## [GIVEN DATA]
========
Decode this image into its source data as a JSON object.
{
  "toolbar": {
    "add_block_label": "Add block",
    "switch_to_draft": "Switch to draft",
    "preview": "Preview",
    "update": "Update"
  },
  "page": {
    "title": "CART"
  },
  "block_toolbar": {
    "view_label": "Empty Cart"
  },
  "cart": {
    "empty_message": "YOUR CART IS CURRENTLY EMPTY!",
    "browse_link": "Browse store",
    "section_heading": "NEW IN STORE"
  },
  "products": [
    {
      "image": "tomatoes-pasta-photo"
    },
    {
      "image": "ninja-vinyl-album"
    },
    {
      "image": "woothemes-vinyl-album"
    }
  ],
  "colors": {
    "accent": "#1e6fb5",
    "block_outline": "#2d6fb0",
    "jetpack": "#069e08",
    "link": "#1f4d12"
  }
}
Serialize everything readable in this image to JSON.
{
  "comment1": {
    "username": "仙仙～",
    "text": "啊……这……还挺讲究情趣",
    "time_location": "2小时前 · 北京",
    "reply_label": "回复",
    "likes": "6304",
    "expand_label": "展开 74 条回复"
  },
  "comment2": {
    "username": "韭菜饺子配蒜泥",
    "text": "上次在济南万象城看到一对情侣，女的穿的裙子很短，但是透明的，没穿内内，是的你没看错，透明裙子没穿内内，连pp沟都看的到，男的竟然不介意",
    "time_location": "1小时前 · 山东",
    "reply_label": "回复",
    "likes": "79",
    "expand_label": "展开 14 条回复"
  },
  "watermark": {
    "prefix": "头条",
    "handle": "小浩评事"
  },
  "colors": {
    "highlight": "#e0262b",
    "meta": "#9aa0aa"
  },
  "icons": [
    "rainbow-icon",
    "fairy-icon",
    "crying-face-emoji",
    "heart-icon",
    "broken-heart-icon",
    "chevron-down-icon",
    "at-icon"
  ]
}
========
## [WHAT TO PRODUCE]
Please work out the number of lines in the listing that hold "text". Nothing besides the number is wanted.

## [EXERCISE RESPONSE]
2